Photo: Adam Hollingworth
Sydney Morning Herald, October 25, 2004
Pastry-making poet finally reels in the big one
By Susan Wyndham
Robert Adamson's 80-year-old mother will be delighted by his writer's fellowship. When he missed out last year she asked, "Isn't it time you went back to fishing or cake shops?"
For Adamson, one of Australia's finest poets, the $80,000 Literature Board fellowship means he can take a break from writing for Fishing World magazine to focus on poetry and a second volume of autobiography.
He has earned $30,000 from the recent first volume, Inside Out, which covers his early life as a bird lover, thief, prisoner, pastry cook and Balmain bohemian. Poetry saved him from the horrors of prison.
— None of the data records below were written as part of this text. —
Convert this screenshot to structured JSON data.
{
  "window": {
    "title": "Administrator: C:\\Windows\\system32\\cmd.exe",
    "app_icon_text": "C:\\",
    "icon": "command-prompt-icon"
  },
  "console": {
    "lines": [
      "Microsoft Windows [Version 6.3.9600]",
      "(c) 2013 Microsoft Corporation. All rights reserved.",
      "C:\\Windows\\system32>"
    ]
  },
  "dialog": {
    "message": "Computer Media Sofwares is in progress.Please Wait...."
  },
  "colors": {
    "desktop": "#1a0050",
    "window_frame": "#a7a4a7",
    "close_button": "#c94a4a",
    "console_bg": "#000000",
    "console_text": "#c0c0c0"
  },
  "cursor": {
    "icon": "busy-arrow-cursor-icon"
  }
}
"It's the first time I've ever made real money from writing. The only money I've made from poetry is prizes," said Adamson, 62. Even when he won three major poetry awards in 1990, "it came to about the average wage".
Britain's Times Literary Supplement this month gave a rave review to Inside Out and his poetry book, Reading the River. But great reviews don't create time to write, said Adamson at his house on the Hawkesbury River, where he fishes for bream and poetic inspiration.
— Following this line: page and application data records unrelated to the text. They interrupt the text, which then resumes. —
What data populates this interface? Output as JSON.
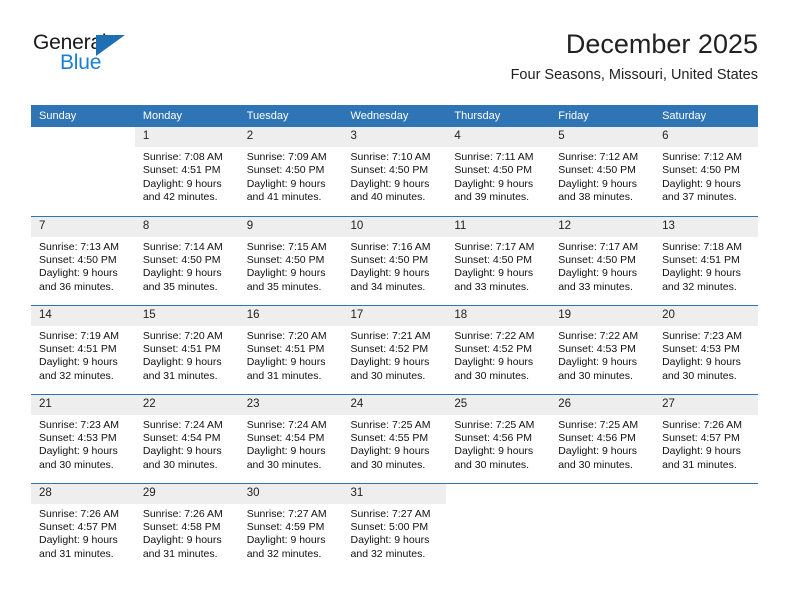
{
  "brand": {
    "name_part1": "General",
    "name_part2": "Blue",
    "accent_color": "#1f6fb5",
    "text_blue": "#1a7fd4"
  },
  "header": {
    "title": "December 2025",
    "subtitle": "Four Seasons, Missouri, United States",
    "header_bg_color": "#2f74b5"
  },
  "weekdays": [
    "Sunday",
    "Monday",
    "Tuesday",
    "Wednesday",
    "Thursday",
    "Friday",
    "Saturday"
  ],
  "weeks": [
    [
      {
        "day": "",
        "info": ""
      },
      {
        "day": "1",
        "info": "Sunrise: 7:08 AM\nSunset: 4:51 PM\nDaylight: 9 hours\nand 42 minutes."
      },
      {
        "day": "2",
        "info": "Sunrise: 7:09 AM\nSunset: 4:50 PM\nDaylight: 9 hours\nand 41 minutes."
      },
      {
        "day": "3",
        "info": "Sunrise: 7:10 AM\nSunset: 4:50 PM\nDaylight: 9 hours\nand 40 minutes."
      },
      {
        "day": "4",
        "info": "Sunrise: 7:11 AM\nSunset: 4:50 PM\nDaylight: 9 hours\nand 39 minutes."
      },
      {
        "day": "5",
        "info": "Sunrise: 7:12 AM\nSunset: 4:50 PM\nDaylight: 9 hours\nand 38 minutes."
      },
      {
        "day": "6",
        "info": "Sunrise: 7:12 AM\nSunset: 4:50 PM\nDaylight: 9 hours\nand 37 minutes."
      }
    ],
    [
      {
        "day": "7",
        "info": "Sunrise: 7:13 AM\nSunset: 4:50 PM\nDaylight: 9 hours\nand 36 minutes."
      },
      {
        "day": "8",
        "info": "Sunrise: 7:14 AM\nSunset: 4:50 PM\nDaylight: 9 hours\nand 35 minutes."
      },
      {
        "day": "9",
        "info": "Sunrise: 7:15 AM\nSunset: 4:50 PM\nDaylight: 9 hours\nand 35 minutes."
      },
      {
        "day": "10",
        "info": "Sunrise: 7:16 AM\nSunset: 4:50 PM\nDaylight: 9 hours\nand 34 minutes."
      },
      {
        "day": "11",
        "info": "Sunrise: 7:17 AM\nSunset: 4:50 PM\nDaylight: 9 hours\nand 33 minutes."
      },
      {
        "day": "12",
        "info": "Sunrise: 7:17 AM\nSunset: 4:50 PM\nDaylight: 9 hours\nand 33 minutes."
      },
      {
        "day": "13",
        "info": "Sunrise: 7:18 AM\nSunset: 4:51 PM\nDaylight: 9 hours\nand 32 minutes."
      }
    ],
    [
      {
        "day": "14",
        "info": "Sunrise: 7:19 AM\nSunset: 4:51 PM\nDaylight: 9 hours\nand 32 minutes."
      },
      {
        "day": "15",
        "info": "Sunrise: 7:20 AM\nSunset: 4:51 PM\nDaylight: 9 hours\nand 31 minutes."
      },
      {
        "day": "16",
        "info": "Sunrise: 7:20 AM\nSunset: 4:51 PM\nDaylight: 9 hours\nand 31 minutes."
      },
      {
        "day": "17",
        "info": "Sunrise: 7:21 AM\nSunset: 4:52 PM\nDaylight: 9 hours\nand 30 minutes."
      },
      {
        "day": "18",
        "info": "Sunrise: 7:22 AM\nSunset: 4:52 PM\nDaylight: 9 hours\nand 30 minutes."
      },
      {
        "day": "19",
        "info": "Sunrise: 7:22 AM\nSunset: 4:53 PM\nDaylight: 9 hours\nand 30 minutes."
      },
      {
        "day": "20",
        "info": "Sunrise: 7:23 AM\nSunset: 4:53 PM\nDaylight: 9 hours\nand 30 minutes."
      }
    ],
    [
      {
        "day": "21",
        "info": "Sunrise: 7:23 AM\nSunset: 4:53 PM\nDaylight: 9 hours\nand 30 minutes."
      },
      {
        "day": "22",
        "info": "Sunrise: 7:24 AM\nSunset: 4:54 PM\nDaylight: 9 hours\nand 30 minutes."
      },
      {
        "day": "23",
        "info": "Sunrise: 7:24 AM\nSunset: 4:54 PM\nDaylight: 9 hours\nand 30 minutes."
      },
      {
        "day": "24",
        "info": "Sunrise: 7:25 AM\nSunset: 4:55 PM\nDaylight: 9 hours\nand 30 minutes."
      },
      {
        "day": "25",
        "info": "Sunrise: 7:25 AM\nSunset: 4:56 PM\nDaylight: 9 hours\nand 30 minutes."
      },
      {
        "day": "26",
        "info": "Sunrise: 7:25 AM\nSunset: 4:56 PM\nDaylight: 9 hours\nand 30 minutes."
      },
      {
        "day": "27",
        "info": "Sunrise: 7:26 AM\nSunset: 4:57 PM\nDaylight: 9 hours\nand 31 minutes."
      }
    ],
    [
      {
        "day": "28",
        "info": "Sunrise: 7:26 AM\nSunset: 4:57 PM\nDaylight: 9 hours\nand 31 minutes."
      },
      {
        "day": "29",
        "info": "Sunrise: 7:26 AM\nSunset: 4:58 PM\nDaylight: 9 hours\nand 31 minutes."
      },
      {
        "day": "30",
        "info": "Sunrise: 7:27 AM\nSunset: 4:59 PM\nDaylight: 9 hours\nand 32 minutes."
      },
      {
        "day": "31",
        "info": "Sunrise: 7:27 AM\nSunset: 5:00 PM\nDaylight: 9 hours\nand 32 minutes."
      },
      {
        "day": "",
        "info": ""
      },
      {
        "day": "",
        "info": ""
      },
      {
        "day": "",
        "info": ""
      }
    ]
  ]
}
When his fellowship application failed last year, "I was devastated. I rang the Literature Board and went off my head." Now he can work on a poetry collection commissioned by a Chicago publisher and The Goldfinches of Baghdad, a book of poems with etchings by the artist Gary Shead.
His new autobiography will follow the growth of his poetry, his drug-fuelled friendship with Brett Whiteley, the collapse of his first marriage and his alcoholism that ended with marriage to the photographer Juno Gemes.
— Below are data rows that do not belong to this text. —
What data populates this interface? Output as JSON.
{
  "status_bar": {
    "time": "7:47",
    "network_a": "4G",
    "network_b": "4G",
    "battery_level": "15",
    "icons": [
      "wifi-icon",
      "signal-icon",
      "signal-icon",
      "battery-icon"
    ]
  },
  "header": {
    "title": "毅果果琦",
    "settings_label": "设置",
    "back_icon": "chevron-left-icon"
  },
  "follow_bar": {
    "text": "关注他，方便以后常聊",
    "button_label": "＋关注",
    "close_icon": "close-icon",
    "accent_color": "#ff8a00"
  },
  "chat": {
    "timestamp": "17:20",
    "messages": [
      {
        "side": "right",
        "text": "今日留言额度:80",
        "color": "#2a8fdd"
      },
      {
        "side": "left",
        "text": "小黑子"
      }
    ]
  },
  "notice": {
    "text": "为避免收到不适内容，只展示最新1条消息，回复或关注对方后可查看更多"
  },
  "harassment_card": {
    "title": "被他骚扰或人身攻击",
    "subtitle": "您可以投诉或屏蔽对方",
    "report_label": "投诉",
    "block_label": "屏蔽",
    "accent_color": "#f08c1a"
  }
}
The Literature Board gave a total of $1.93 million to 90 out of 475 applicants in its annual round of funding last week. Grants mean survival for many of our most successful writers.
Henry Reynolds, the prominent Tasmanian historian, and Alex Miller, an award-winning author of seven novels, also received $80,000 fellowships - the top level of funding for writers who have "made a significant contribution to Australian literature".
English-born Miller, 67, will research and write a novel based on Cullin-la-Ringo, a Queensland station set up by an idealistic family who died in the 1860s war between settlers and Aborigines.
Reynolds, 66, will write about racial segregation in Australia from 1901 to 1961.
Miller said his fellowship was equivalent to an entry-level wage, and that only Australia and Spain taxed grants and prizes.